Norway’s banking sector: Facts & Figures
Updated December 2020 – For earlier editions of Facts & Figures click here
The Norwegian economy has performed rather well in recent years. Growth in GDP in 2019 ended at 2.3% for Mainland Norway, and 1.2% for Norway. Unemployment has been fairly stable at a relative low level (registered unemployment at 2.2%, 3.9% according to the Labor Force Survey). Growth has been supported by an expansionary monetary and fiscal policy. However, as the economic activity picked up after the large decline in the oil price in 2014, the Central Bank of Norway hiked the key policy (deposit) rate in 2018 and 2019. From (at the time) a record low level of 0.5% the Central bank increased the key policy rate on four occasions, bringing the rate up to 1.5%.
The Norwegian banking sector is characterised by a few very large commercial banks, some regional based and several small savings banks. At the end of 2019 the Norwegian banking sector consisted of 119 banks. In addition, there were three subsidiaries and 14 branches of foreign banks operating in Norway. The market share of the subsidiaries and branches of foreign banks were 24% and 38% in the retail and domestic corporate market, respectively.
At year-end 2019, the aggregate assets of the banking sector (including foreign entities) amounted to around €645 billion. The Norwegian banks’ return on equity was on average 12.5% in 2019, an increase of 0.4 percentage points from 2018. Losses were 0.19% of gross lending. The level of losses was influenced by the growth in consumer lending in recent years. The capital adequacy in Norwegian banks increased by 1.7 percentage points to 17.9% in 2019, particularly due to the capital regulation being amended to be in line with EU legislation. The leverage ratio was on average 8%.
As more and more people are using banking services online, the number of physical branches has decreased significantly over several years. Mobile payment solutions have been well received by Norwegian households and are becoming increasingly popular. More digital banking has given the banking sector large productivity gains and hence lower costs. In 2019, the cost/income ratio in Norwegian banks was on average 44%.
The most important sources of funding are deposits and covered bonds. Large banks have a considerably larger share of market-based, international funding than smaller banks, which base their operations largely on depository funding. Bank deposits are guaranteed by the Norwegian deposit guarantee scheme and have thus proven to be a stable source of funding, also during the financial crisis. The guarantee provided by the Banks’ Guarantee Fund covers up to NOK 2 million (approx. €200,000) per depositor per bank, but may be changed in the future to the equivalent of €100,000 to be aligned with the EU. The deposit-to-loan ratio (deposits as a share of gross loans to customers) for Norwegian parent banks was 91% at year-end 2019. The high level is due to the transfer of mortgages to separate credit institutions (with the purpose of issuing covered bonds). By including these loans, the deposit-to-loan ratio was 56%.

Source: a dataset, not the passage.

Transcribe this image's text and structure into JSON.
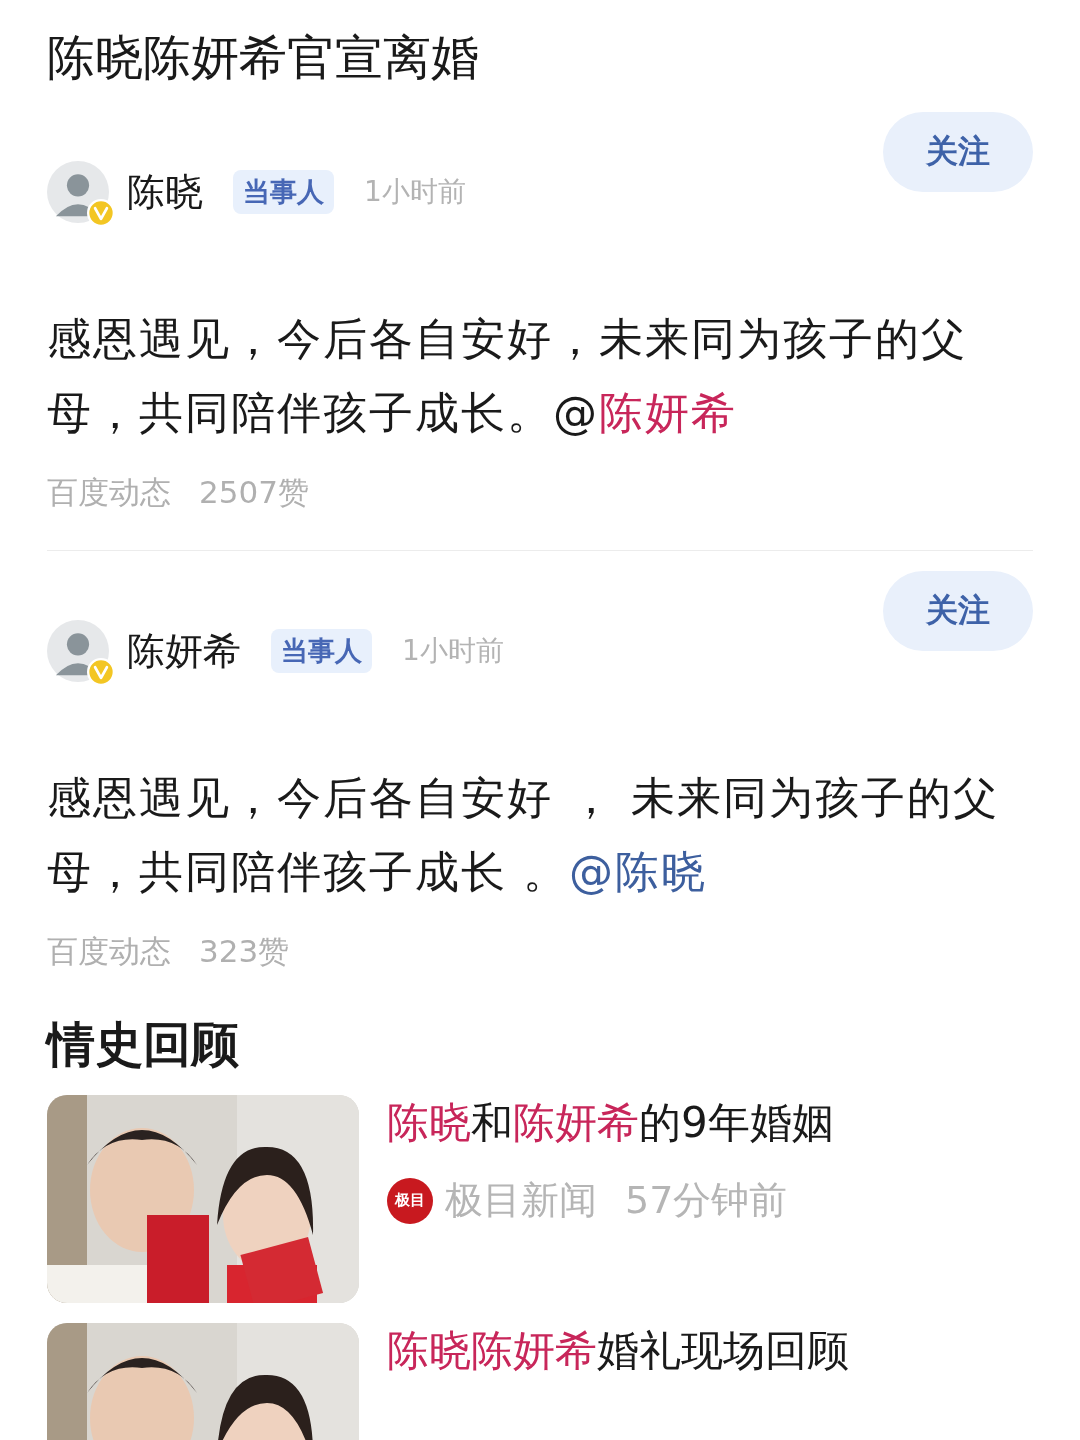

Given the VAT exemption for financial services a financial tax was implemented in Norway in 2017. The tax comprises two elements. The first is a payroll tax of 5% and the second a maintained tax rate at 25 %, i.e. an extra tax of three percentage points relative to other corporates (22% tax rate in 2019).
The Norwegian financial sector supports the ESG agenda and is involved in and has launched several initiatives in this area. The Roadmap for Green Competitiveness in the Norwegian Financial Sector, developed by Finance Norway, is an example of a key initiative setting the vision of a profitable and sustainable Norwegian financial sector in 2030. The roadmap includes seven general recommendations for the industry in addition to several specific recommendations for banks, insurers and investors.
Norwegian banks also strongly support the progress in the stability and governance of the European financial sector, as well as the increasing harmonisation of regulation and supervision throughout Europe, to ensure a level-playing field and improve the functioning of the market economy. Norway is not a direct member of the EU but participates in the EU’s internal market under the European Economic Area Agreement (EEA). According to this agreement Norway is obliged to implement all EU directives and regulations that relate to financial institutions and markets, such as the CRR/CRD, MiFID, Prospectus Directive, Solvency II etc. This ensures that Norwegian financial institutions have the same rights and obligations as institutions established within the EU.
Contributor: Michael H. Cook firstname.lastname@example.org